Completely agree Chris.

Can't believe that the Greens did that. James Shaw needs to pull troops into line, although I read something on Stuff that he was normalizing this "horse trading"...

Politically clumsy and naive.

David Stone said...

I think everyone should re read Jane Kelsey's article on the Daily Blog on Nov. 12.
This is her profession and her area of expertise. To disagree with her on this , and be taken seriously anyone needs to have established comparable credentials and applied comparable study.
Looks like the Greens accept her assessment.

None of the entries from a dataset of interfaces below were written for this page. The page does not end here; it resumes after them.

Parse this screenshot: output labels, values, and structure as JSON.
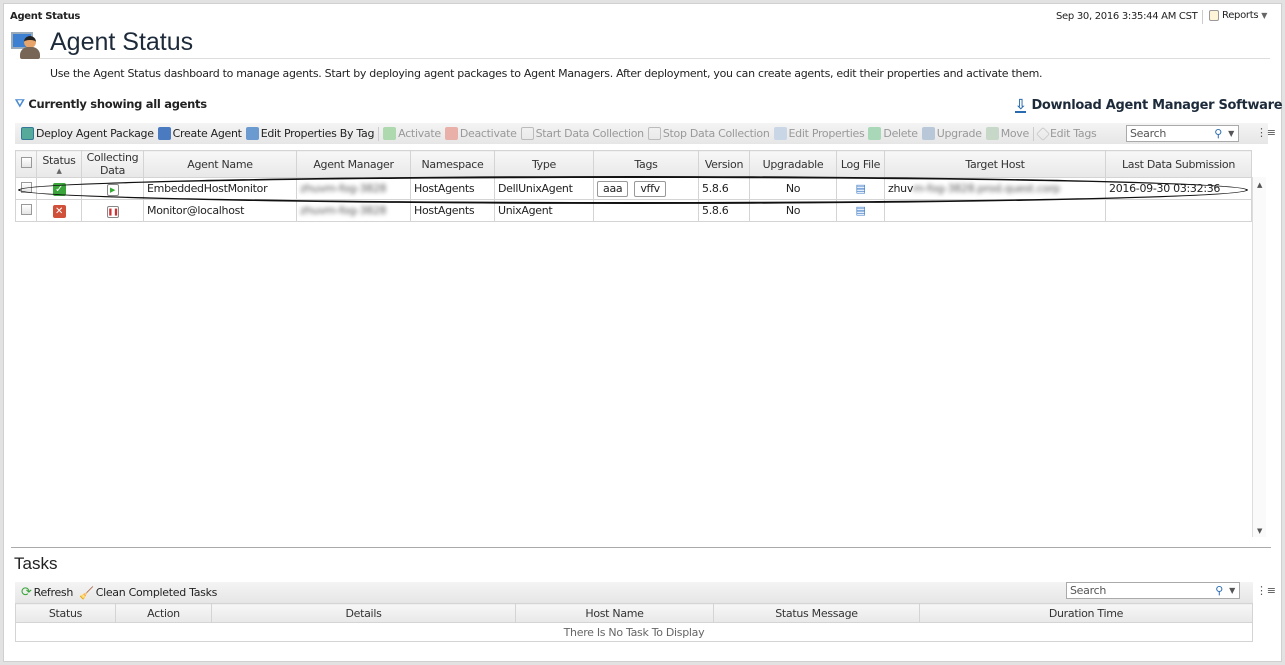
{
  "header": {
    "breadcrumb": "Agent Status",
    "datetime": "Sep 30, 2016 3:35:44 AM CST",
    "reports_label": "Reports"
  },
  "page": {
    "title": "Agent Status",
    "description": "Use the Agent Status dashboard to manage agents. Start by deploying agent packages to Agent Managers. After deployment, you can create agents, edit their properties and activate them.",
    "filter_status": "Currently showing all agents",
    "download_label": "Download Agent Manager Software"
  },
  "toolbar": {
    "deploy": "Deploy Agent Package",
    "create": "Create Agent",
    "edit_by_tag": "Edit Properties By Tag",
    "activate": "Activate",
    "deactivate": "Deactivate",
    "start": "Start Data Collection",
    "stop": "Stop Data Collection",
    "edit_props": "Edit Properties",
    "delete": "Delete",
    "upgrade": "Upgrade",
    "move": "Move",
    "edit_tags": "Edit Tags",
    "search_placeholder": "Search"
  },
  "agents": {
    "columns": [
      "Status",
      "Collecting Data",
      "Agent Name",
      "Agent Manager",
      "Namespace",
      "Type",
      "Tags",
      "Version",
      "Upgradable",
      "Log File",
      "Target Host",
      "Last Data Submission"
    ],
    "collecting_line1": "Collecting",
    "collecting_line2": "Data",
    "rows": [
      {
        "status": "active",
        "collecting": "running",
        "name": "EmbeddedHostMonitor",
        "manager": "zhuvm-fog-3828",
        "namespace": "HostAgents",
        "type": "DellUnixAgent",
        "tags": [
          "aaa",
          "vffv"
        ],
        "version": "5.8.6",
        "upgradable": "No",
        "target_host_prefix": "zhuv",
        "target_host_rest": "m-fog-3828.prod.quest.corp",
        "last_submission": "2016-09-30 03:32:36"
      },
      {
        "status": "inactive",
        "collecting": "paused",
        "name": "Monitor@localhost",
        "manager": "zhuvm-fog-3828",
        "namespace": "HostAgents",
        "type": "UnixAgent",
        "tags": [],
        "version": "5.8.6",
        "upgradable": "No",
        "target_host_prefix": "",
        "target_host_rest": "",
        "last_submission": ""
      }
    ]
  },
  "tasks": {
    "title": "Tasks",
    "refresh": "Refresh",
    "clean": "Clean Completed Tasks",
    "search_placeholder": "Search",
    "columns": [
      "Status",
      "Action",
      "Details",
      "Host Name",
      "Status Message",
      "Duration Time"
    ],
    "empty": "There Is No Task To Display"
  },
  "colors": {
    "active": "#3aa53a",
    "inactive": "#d0503a",
    "accent": "#2a6bb0"
  }
}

I remember when social credit got over 20% of popular vote under FPP on the strength of their opposition to the Clyde High Dam empowering bill that was infuriating the electorate at the time.
They got 2 MPs elected who immediately went and visited the construction site and came back agreeing to support it after all because some construction workers would loose their temporary jobs if they didn't. Social Credit forthwith sank without trace never to appear above the waves again.
The Green's principled consistency strengthens Labour's hand in further negotiations along the lines that Jane Kelsey says must take place. It doesn't weaken it.
If we are to have an effective democracy the voters must start supporting policies they believe in irrespective of who is promoting, them rather than supporting some party or other blindly through traditional habit whatever they do.
D J S

pat said...

With the beyond tribal nature of political support and an establishment media working overtime to negatively frame any and all stories (and many non stories) my suspicion is the current Government must ignore the noise (and optics) and get on with repairing the country....they have 3 years (hopefully more) to achieve as much as possible.

Then let the voters decide.